> Exercise
Write out the listing below exactly, and omit any images you find in it.

> Data in this exercise
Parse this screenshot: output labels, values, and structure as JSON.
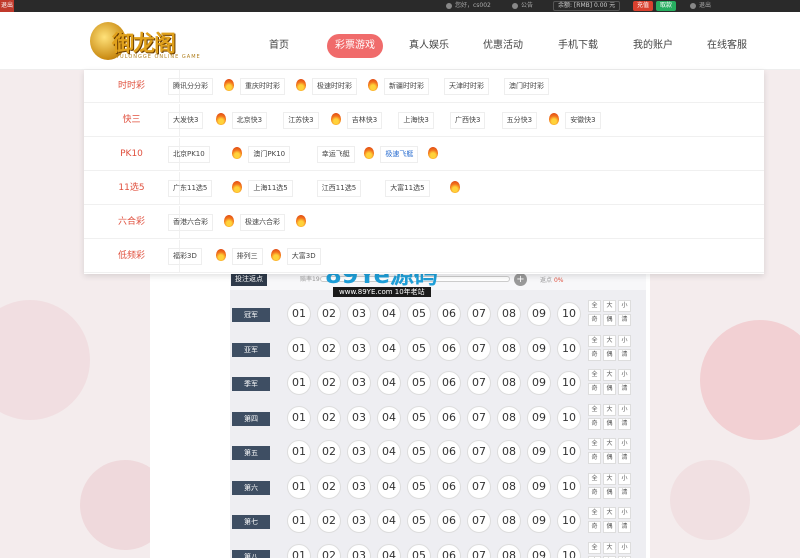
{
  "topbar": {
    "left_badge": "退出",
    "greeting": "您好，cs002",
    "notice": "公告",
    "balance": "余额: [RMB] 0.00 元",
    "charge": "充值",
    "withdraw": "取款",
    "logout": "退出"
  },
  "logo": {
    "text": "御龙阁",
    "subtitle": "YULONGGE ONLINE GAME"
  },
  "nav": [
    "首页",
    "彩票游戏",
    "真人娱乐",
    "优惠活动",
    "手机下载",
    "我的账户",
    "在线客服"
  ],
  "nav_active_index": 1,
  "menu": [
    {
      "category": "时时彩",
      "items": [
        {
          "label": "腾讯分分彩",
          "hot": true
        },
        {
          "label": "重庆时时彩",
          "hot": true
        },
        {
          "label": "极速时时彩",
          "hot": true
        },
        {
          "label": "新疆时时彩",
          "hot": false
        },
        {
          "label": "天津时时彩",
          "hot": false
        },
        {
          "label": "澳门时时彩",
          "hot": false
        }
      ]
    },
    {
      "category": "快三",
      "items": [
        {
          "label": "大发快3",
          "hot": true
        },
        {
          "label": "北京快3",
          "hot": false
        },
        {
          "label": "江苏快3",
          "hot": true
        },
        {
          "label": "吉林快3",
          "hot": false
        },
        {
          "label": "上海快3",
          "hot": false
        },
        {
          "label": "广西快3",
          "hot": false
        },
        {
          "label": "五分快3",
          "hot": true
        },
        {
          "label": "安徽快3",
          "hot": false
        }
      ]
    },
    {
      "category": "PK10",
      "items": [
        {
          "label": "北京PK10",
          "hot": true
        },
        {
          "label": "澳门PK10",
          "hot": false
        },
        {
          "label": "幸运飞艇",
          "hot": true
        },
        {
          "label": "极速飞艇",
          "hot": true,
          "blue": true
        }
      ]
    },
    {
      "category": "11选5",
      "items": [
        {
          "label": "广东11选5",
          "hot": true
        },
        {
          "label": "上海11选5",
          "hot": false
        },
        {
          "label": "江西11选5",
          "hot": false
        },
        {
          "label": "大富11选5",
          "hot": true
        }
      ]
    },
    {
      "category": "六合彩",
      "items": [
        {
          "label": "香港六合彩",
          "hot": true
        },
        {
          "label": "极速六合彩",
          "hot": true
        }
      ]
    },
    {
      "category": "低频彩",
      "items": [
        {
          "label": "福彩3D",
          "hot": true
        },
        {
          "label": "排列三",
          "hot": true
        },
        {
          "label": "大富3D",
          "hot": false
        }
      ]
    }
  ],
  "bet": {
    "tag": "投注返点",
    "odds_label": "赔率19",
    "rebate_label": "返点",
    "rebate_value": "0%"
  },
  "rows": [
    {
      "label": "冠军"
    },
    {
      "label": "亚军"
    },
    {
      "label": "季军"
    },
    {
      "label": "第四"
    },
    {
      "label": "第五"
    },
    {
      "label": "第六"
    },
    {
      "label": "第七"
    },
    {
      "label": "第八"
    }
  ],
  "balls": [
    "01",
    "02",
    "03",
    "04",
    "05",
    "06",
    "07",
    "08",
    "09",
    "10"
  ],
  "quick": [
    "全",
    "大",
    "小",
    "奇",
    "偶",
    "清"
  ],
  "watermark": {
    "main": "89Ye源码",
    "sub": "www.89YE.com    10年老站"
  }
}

> Expected answer
Parse this screenshot: output labels, values, and structure as JSON.
{
  "topbar": {
    "left_badge": "退出",
    "greeting": "您好，cs002",
    "notice": "公告",
    "balance": "余额: [RMB] 0.00 元",
    "charge": "充值",
    "withdraw": "取款",
    "logout": "退出"
  },
  "logo": {
    "text": "御龙阁",
    "subtitle": "YULONGGE ONLINE GAME"
  },
  "nav": [
    "首页",
    "彩票游戏",
    "真人娱乐",
    "优惠活动",
    "手机下载",
    "我的账户",
    "在线客服"
  ],
  "nav_active_index": 1,
  "menu": [
    {
      "category": "时时彩",
      "items": [
        {
          "label": "腾讯分分彩",
          "hot": true
        },
        {
          "label": "重庆时时彩",
          "hot": true
        },
        {
          "label": "极速时时彩",
          "hot": true
        },
        {
          "label": "新疆时时彩",
          "hot": false
        },
        {
          "label": "天津时时彩",
          "hot": false
        },
        {
          "label": "澳门时时彩",
          "hot": false
        }
      ]
    },
    {
      "category": "快三",
      "items": [
        {
          "label": "大发快3",
          "hot": true
        },
        {
          "label": "北京快3",
          "hot": false
        },
        {
          "label": "江苏快3",
          "hot": true
        },
        {
          "label": "吉林快3",
          "hot": false
        },
        {
          "label": "上海快3",
          "hot": false
        },
        {
          "label": "广西快3",
          "hot": false
        },
        {
          "label": "五分快3",
          "hot": true
        },
        {
          "label": "安徽快3",
          "hot": false
        }
      ]
    },
    {
      "category": "PK10",
      "items": [
        {
          "label": "北京PK10",
          "hot": true
        },
        {
          "label": "澳门PK10",
          "hot": false
        },
        {
          "label": "幸运飞艇",
          "hot": true
        },
        {
          "label": "极速飞艇",
          "hot": true,
          "blue": true
        }
      ]
    },
    {
      "category": "11选5",
      "items": [
        {
          "label": "广东11选5",
          "hot": true
        },
        {
          "label": "上海11选5",
          "hot": false
        },
        {
          "label": "江西11选5",
          "hot": false
        },
        {
          "label": "大富11选5",
          "hot": true
        }
      ]
    },
    {
      "category": "六合彩",
      "items": [
        {
          "label": "香港六合彩",
          "hot": true
        },
        {
          "label": "极速六合彩",
          "hot": true
        }
      ]
    },
    {
      "category": "低频彩",
      "items": [
        {
          "label": "福彩3D",
          "hot": true
        },
        {
          "label": "排列三",
          "hot": true
        },
        {
          "label": "大富3D",
          "hot": false
        }
      ]
    }
  ],
  "bet": {
    "tag": "投注返点",
    "odds_label": "赔率19",
    "rebate_label": "返点",
    "rebate_value": "0%"
  },
  "rows": [
    {
      "label": "冠军"
    },
    {
      "label": "亚军"
    },
    {
      "label": "季军"
    },
    {
      "label": "第四"
    },
    {
      "label": "第五"
    },
    {
      "label": "第六"
    },
    {
      "label": "第七"
    },
    {
      "label": "第八"
    }
  ],
  "balls": [
    "01",
    "02",
    "03",
    "04",
    "05",
    "06",
    "07",
    "08",
    "09",
    "10"
  ],
  "quick": [
    "全",
    "大",
    "小",
    "奇",
    "偶",
    "清"
  ],
  "watermark": {
    "main": "89Ye源码",
    "sub": "www.89YE.com    10年老站"
  }
}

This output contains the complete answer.